This story comes from an old long forgotten running journal; I figured there was not a better place to find a story about hard work than competing in track and field at a Division I University:

“Workout day for the distance men of the Track and Field program was Tuesdays. Today was Tuesday so like many other Tuesdays we ran a two-mile warm up and met at the track to stretch. This day was different though, there was something else in the air, we had just returned home from nationals and lost to by 6 points, a tough loss, we should have won, it makes second in the nation not look so great. We all knew today would be different. Coach started by reading us a quote:

“It is not the critic that counts, not the one who points out how the strong man stumbled or how the doer of deeds might have done them better. The credit belongs to the man who is actually in the arena; whose face is marred with sweat and dust and blood, who knows the great enthusiasms, the great devotions and spends himself in a worthy cause and who, if he fails wile bearing greatly so that his place shall never be with those cold and timid souls who know neither victory or defeat.” – Theodore Roosevelt

Did coach think this would make us feel better? I was about to find out that he assumed no such thing. Coach said the workout was simple, a 400-meter workout (one lap around the track) each 400 would be in 70 seconds, and then we would take a minute recovery between intervals, coach said we would decide when the workout was over, when someone did not hit the 70 second pace they were out, we would do 400s until there was only one person left. Then we realized what made this workout different; the entire track team was out there watching the cross country guys, the women’s team too, they had lined the track. We knew this was a workout that we would not forget. The first few were easy but no one talked, everyone knew what was going to happen, we had to conserve energy, it would take every bit of it to get through this workout. There was 23 of us out there, our top 5 guys took turns leading the intervals, carrying the rest of the team. After 10 400s coach dropped the rest to 45 seconds, the whole team was still in. At the 20th 400 coach dropped the rest to 30 seconds and people started dropping out left and right, they could not hit the 70 second mark. By 28 it was just our top 5 guys left in. By number 34 there was just three of us. At the 40th 400 coach said we had to stop doing 400s, that someone was going to get hurt. At this point the three of us had completely lost count, all we could think about was getting around the track and the precious 30 seconds of rest that followed. Our legs were beyond pain, no one could breathe, we had all thrown up at least once. We were locked on pace, not a second fast or slow, conserve energy was all we were thinking. All of the fallen victims lined the track cheering, it was one of the greatest experiences of my life, even the last lane recreational runners had stopped what they were doing to watch the war that was taking place in lane one. Things were a blur, everyone just wanted to be done but no one wanted to give in. There was no talking, silent soldiers waiting to fall. Personally I was past my breaking point. I thought every 400 after number 30 was going to be my last. Somehow I kept hitting the time. My lungs hurt, my legs were cramping, my arms ached. I had to stay on pace, I would not be defeated by the clock, not today. I learned a lot today about the mental aspects of running and life and about hard work and dedication to a goal. Coach said we were switching to 200s in 33 seconds with a 15 second rest, we did three of these and somehow we all hit the pace. After the third one he said we had to get done, we had been out on the track for nearly two hours now, it seemed like an eternity. I could not remember starting the workout. Coach said two more, whoever finished last would be knocked out so that one man would be left standing. We ran one, I finished second, still in. I fell as I crossed the finish line, my legs just gave out. I struggled to stand up, on 15 seconds till the start. The gun fired and I struggled through, finishing second. The workout was over. We all learned a lot about ourselves today, that we could push ourselves past what we believed to be our limits if we could just find the right motivation, if we just wanted it bad enough. I don’t remember much after the last 200 meters, somehow I made it home and fell asleep, I woke up and needed to write the experience down. I think we have all been there at some point in our life, it was amazing and terrible all at the same time.

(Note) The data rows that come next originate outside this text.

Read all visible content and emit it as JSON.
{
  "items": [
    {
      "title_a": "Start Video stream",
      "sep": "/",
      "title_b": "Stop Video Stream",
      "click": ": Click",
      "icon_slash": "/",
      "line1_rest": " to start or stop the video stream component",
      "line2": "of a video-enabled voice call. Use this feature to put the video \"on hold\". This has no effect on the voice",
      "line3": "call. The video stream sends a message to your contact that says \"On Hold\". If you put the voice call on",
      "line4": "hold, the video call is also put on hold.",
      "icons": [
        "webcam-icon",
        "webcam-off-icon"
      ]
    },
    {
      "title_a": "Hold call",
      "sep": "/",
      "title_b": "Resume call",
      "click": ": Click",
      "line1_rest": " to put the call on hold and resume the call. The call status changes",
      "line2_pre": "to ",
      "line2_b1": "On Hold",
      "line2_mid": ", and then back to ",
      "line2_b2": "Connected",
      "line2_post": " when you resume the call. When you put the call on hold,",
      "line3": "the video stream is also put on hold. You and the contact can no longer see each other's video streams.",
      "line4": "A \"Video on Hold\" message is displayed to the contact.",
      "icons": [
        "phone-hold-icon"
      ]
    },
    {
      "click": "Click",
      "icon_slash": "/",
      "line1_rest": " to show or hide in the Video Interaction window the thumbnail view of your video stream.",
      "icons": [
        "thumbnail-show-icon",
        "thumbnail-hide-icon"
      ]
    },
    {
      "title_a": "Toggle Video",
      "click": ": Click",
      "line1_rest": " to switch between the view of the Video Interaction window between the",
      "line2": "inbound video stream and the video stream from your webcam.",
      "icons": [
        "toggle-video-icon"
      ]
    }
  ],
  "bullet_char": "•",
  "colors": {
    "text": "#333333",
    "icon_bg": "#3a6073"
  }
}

This experience taught me a lot. The first being that we can all accomplish great things if we have the right motivation, if we want it bad enough but it taught me something else far more important. As hard as I tried that day, I didn’t win, I gave it all I had and I came up short. Sometimes in life you come up short and you have to pick yourself up and keep moving forward. If you have set the right short term goals you can look back at that point and see all that you have accomplished and not feel defeated, it allows you to learn from the set back and keep moving forward proud of what you have accomplished and it allows you to not allow that set back to defeat you. If you develop a plan and stay motivated chasing your dream is simple, but simple does not equate to easy. Nothing in life comes easy, you have to work hard and stay dedicated to the goal, you have to sacrifice and when you have set backs (and you will have set backs) you have to pick yourself up and keep moving forward having learned from the experience.”

“Every morning in Africa a gazelle wakes up, it knows it must outrun the fastest lion or it will be killed. Every morning in Africa a lion wakes up, it knows it must outrun the slowest gazelle or it will starve. It doesn’t matter if you are the lion or the gazelle—when the sun comes up, you better be running.” – African saying